:: Input

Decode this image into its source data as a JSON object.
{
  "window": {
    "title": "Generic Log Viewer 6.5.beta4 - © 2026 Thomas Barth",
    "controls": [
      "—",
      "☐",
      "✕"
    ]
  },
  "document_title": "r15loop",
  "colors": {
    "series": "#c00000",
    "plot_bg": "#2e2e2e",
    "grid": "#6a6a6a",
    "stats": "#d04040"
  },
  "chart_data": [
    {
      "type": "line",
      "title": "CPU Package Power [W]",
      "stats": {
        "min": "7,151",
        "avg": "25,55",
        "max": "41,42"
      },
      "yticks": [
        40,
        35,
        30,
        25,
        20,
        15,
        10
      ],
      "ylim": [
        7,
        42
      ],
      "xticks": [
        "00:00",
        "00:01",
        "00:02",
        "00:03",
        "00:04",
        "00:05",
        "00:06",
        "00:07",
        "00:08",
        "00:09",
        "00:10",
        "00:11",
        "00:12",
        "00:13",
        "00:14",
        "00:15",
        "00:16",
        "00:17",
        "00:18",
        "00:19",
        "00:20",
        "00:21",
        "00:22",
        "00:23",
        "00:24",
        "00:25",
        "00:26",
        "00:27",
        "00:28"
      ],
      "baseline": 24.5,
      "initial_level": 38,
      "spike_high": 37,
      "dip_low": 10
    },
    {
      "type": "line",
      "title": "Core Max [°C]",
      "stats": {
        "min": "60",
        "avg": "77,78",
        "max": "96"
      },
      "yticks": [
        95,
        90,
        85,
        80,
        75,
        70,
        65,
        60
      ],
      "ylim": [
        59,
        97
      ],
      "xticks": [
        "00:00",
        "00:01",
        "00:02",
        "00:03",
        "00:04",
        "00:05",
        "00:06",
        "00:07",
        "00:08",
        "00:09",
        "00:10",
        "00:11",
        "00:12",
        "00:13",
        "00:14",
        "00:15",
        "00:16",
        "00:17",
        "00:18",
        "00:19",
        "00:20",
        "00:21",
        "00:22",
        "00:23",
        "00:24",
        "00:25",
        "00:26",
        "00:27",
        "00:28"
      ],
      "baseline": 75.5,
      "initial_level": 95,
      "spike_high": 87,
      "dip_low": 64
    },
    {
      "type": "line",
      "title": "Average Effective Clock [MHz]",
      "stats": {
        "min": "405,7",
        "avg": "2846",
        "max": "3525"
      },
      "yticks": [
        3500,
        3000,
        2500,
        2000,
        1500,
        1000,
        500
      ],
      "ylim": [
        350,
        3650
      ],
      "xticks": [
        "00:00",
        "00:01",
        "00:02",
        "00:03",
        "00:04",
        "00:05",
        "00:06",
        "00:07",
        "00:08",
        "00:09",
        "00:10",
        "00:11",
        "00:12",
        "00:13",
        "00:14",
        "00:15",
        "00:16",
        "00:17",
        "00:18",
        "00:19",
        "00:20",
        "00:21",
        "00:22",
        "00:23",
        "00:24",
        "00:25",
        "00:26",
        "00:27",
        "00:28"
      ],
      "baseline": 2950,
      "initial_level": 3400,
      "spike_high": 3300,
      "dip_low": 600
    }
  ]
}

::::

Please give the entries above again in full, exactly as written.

Decode this image into its source data as a JSON object.
{
  "window": {
    "title": "Generic Log Viewer 6.5.beta4 - © 2026 Thomas Barth",
    "controls": [
      "—",
      "☐",
      "✕"
    ]
  },
  "document_title": "r15loop",
  "colors": {
    "series": "#c00000",
    "plot_bg": "#2e2e2e",
    "grid": "#6a6a6a",
    "stats": "#d04040"
  },
  "chart_data": [
    {
      "type": "line",
      "title": "CPU Package Power [W]",
      "stats": {
        "min": "7,151",
        "avg": "25,55",
        "max": "41,42"
      },
      "yticks": [
        40,
        35,
        30,
        25,
        20,
        15,
        10
      ],
      "ylim": [
        7,
        42
      ],
      "xticks": [
        "00:00",
        "00:01",
        "00:02",
        "00:03",
        "00:04",
        "00:05",
        "00:06",
        "00:07",
        "00:08",
        "00:09",
        "00:10",
        "00:11",
        "00:12",
        "00:13",
        "00:14",
        "00:15",
        "00:16",
        "00:17",
        "00:18",
        "00:19",
        "00:20",
        "00:21",
        "00:22",
        "00:23",
        "00:24",
        "00:25",
        "00:26",
        "00:27",
        "00:28"
      ],
      "baseline": 24.5,
      "initial_level": 38,
      "spike_high": 37,
      "dip_low": 10
    },
    {
      "type": "line",
      "title": "Core Max [°C]",
      "stats": {
        "min": "60",
        "avg": "77,78",
        "max": "96"
      },
      "yticks": [
        95,
        90,
        85,
        80,
        75,
        70,
        65,
        60
      ],
      "ylim": [
        59,
        97
      ],
      "xticks": [
        "00:00",
        "00:01",
        "00:02",
        "00:03",
        "00:04",
        "00:05",
        "00:06",
        "00:07",
        "00:08",
        "00:09",
        "00:10",
        "00:11",
        "00:12",
        "00:13",
        "00:14",
        "00:15",
        "00:16",
        "00:17",
        "00:18",
        "00:19",
        "00:20",
        "00:21",
        "00:22",
        "00:23",
        "00:24",
        "00:25",
        "00:26",
        "00:27",
        "00:28"
      ],
      "baseline": 75.5,
      "initial_level": 95,
      "spike_high": 87,
      "dip_low": 64
    },
    {
      "type": "line",
      "title": "Average Effective Clock [MHz]",
      "stats": {
        "min": "405,7",
        "avg": "2846",
        "max": "3525"
      },
      "yticks": [
        3500,
        3000,
        2500,
        2000,
        1500,
        1000,
        500
      ],
      "ylim": [
        350,
        3650
      ],
      "xticks": [
        "00:00",
        "00:01",
        "00:02",
        "00:03",
        "00:04",
        "00:05",
        "00:06",
        "00:07",
        "00:08",
        "00:09",
        "00:10",
        "00:11",
        "00:12",
        "00:13",
        "00:14",
        "00:15",
        "00:16",
        "00:17",
        "00:18",
        "00:19",
        "00:20",
        "00:21",
        "00:22",
        "00:23",
        "00:24",
        "00:25",
        "00:26",
        "00:27",
        "00:28"
      ],
      "baseline": 2950,
      "initial_level": 3400,
      "spike_high": 3300,
      "dip_low": 600
    }
  ]
}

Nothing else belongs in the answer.